In some states, such as Florida, an executioner is a private citizen chosen by the state. According to the Florida Department of Corrections as of this article's publication, this person is paid $150 for the duty.
Other executioners are already employees of the state, as Jerry Givens was. In his interview with ABC News, he described how he spent 17 years working for Virginia as a corrections officer. During that time, he executed 62 prisoners. Acting as an executioner simply became part of his job duties, and Givens was not paid extra.
As of 2010, the average salary for a correctional officer in the United States was $20.57 an hour, or $42,780 a year, says the U.S. Bureau of Labor Statistics. Actual salaries varied from $26,040 to $67,250 a year, depending on location and officer experience. Correctional officers selected to be executioners also work regular hours guarding prisoners and making sure rules are followed and inmates don't incite violence towards one another.

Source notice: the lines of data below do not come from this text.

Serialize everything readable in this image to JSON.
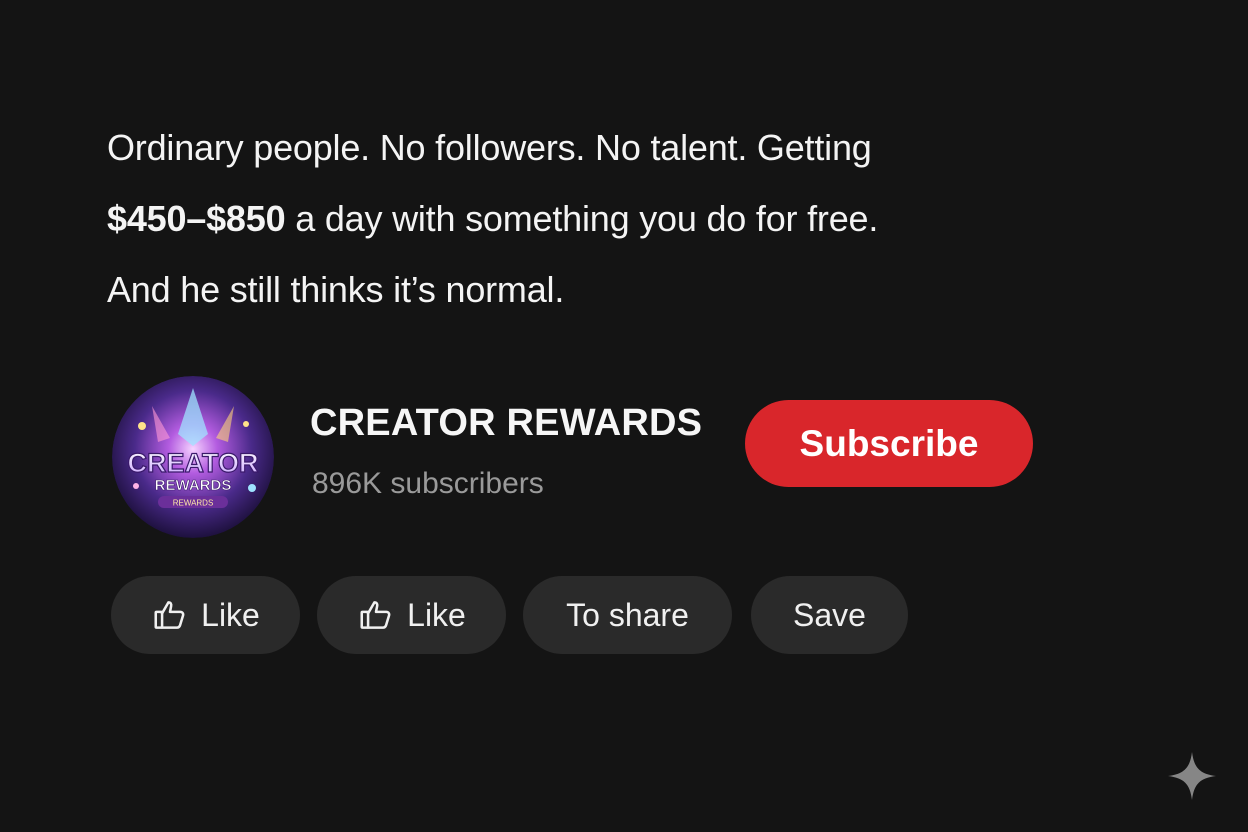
{
  "post": {
    "line1": "Ordinary people. No followers. No talent. Getting",
    "amount": "$450–$850",
    "line2_rest": " a day with something you do for free.",
    "line3": "And he still thinks it’s normal."
  },
  "channel": {
    "avatar_text_top": "CREATOR",
    "avatar_text_bottom": "REWARDS",
    "avatar_text_small": "REWARDS",
    "name": "CREATOR REWARDS",
    "subscribers": "896K subscribers"
  },
  "subscribe": {
    "label": "Subscribe",
    "color": "#d9262b"
  },
  "actions": [
    {
      "label": "Like",
      "icon": "thumbs-up-icon"
    },
    {
      "label": "Like",
      "icon": "thumbs-up-icon"
    },
    {
      "label": "To share"
    },
    {
      "label": "Save"
    }
  ],
  "colors": {
    "background": "#141414",
    "pill": "#2a2a2a",
    "muted_text": "#9a9a9a"
  },
  "watermark": {
    "icon": "sparkle-icon"
  }
}
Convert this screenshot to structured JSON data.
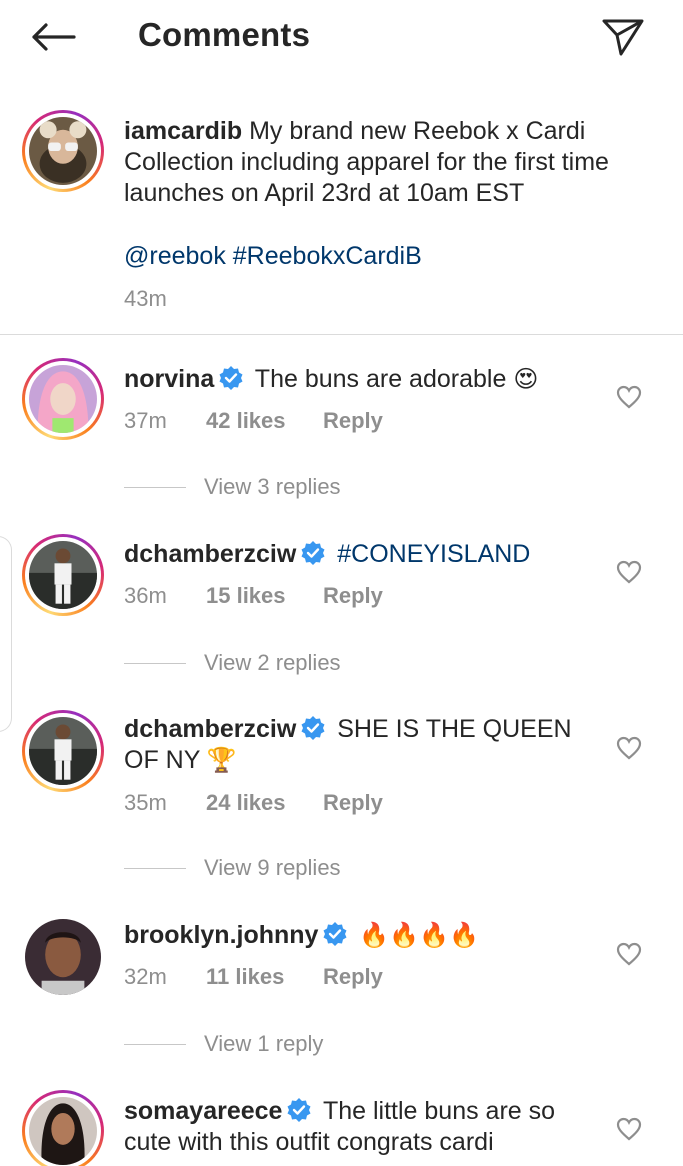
{
  "header": {
    "title": "Comments",
    "back_icon": "arrow-left-icon",
    "send_icon": "paper-plane-icon"
  },
  "caption": {
    "username": "iamcardib",
    "text": "My brand new Reebok x Cardi Collection including apparel for the first time launches on April 23rd at 10am EST",
    "mention": "@reebok",
    "hashtag": "#ReebokxCardiB",
    "time": "43m"
  },
  "comments": [
    {
      "username": "norvina",
      "verified": true,
      "text": "The buns are adorable",
      "emoji": "😍",
      "time": "37m",
      "likes": "42 likes",
      "reply": "Reply",
      "view_replies": "View 3 replies"
    },
    {
      "username": "dchamberzciw",
      "verified": true,
      "text": "#CONEYISLAND",
      "time": "36m",
      "likes": "15 likes",
      "reply": "Reply",
      "view_replies": "View 2 replies"
    },
    {
      "username": "dchamberzciw",
      "verified": true,
      "text": "SHE IS THE QUEEN OF NY",
      "emoji": "🏆",
      "time": "35m",
      "likes": "24 likes",
      "reply": "Reply",
      "view_replies": "View 9 replies"
    },
    {
      "username": "brooklyn.johnny",
      "verified": true,
      "text": "",
      "emoji": "🔥🔥🔥🔥",
      "time": "32m",
      "likes": "11 likes",
      "reply": "Reply",
      "view_replies": "View 1 reply"
    },
    {
      "username": "somayareece",
      "verified": true,
      "text": "The little buns are so cute with this outfit congrats cardi"
    }
  ],
  "colors": {
    "link": "#00376b",
    "verified": "#3897f0",
    "secondary_text": "#8e8e8e"
  }
}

Executioners are allowed to keep their duties secret. As pointed out by the Florida Department of Corrections, being paid doesn't mean executioners waive their rights to anonymity. Florida law mandates that their identities remain protected for the safety and well-being of themselves and their families, who may be unaware of the executioner's duties, as was Givens' wife for many years.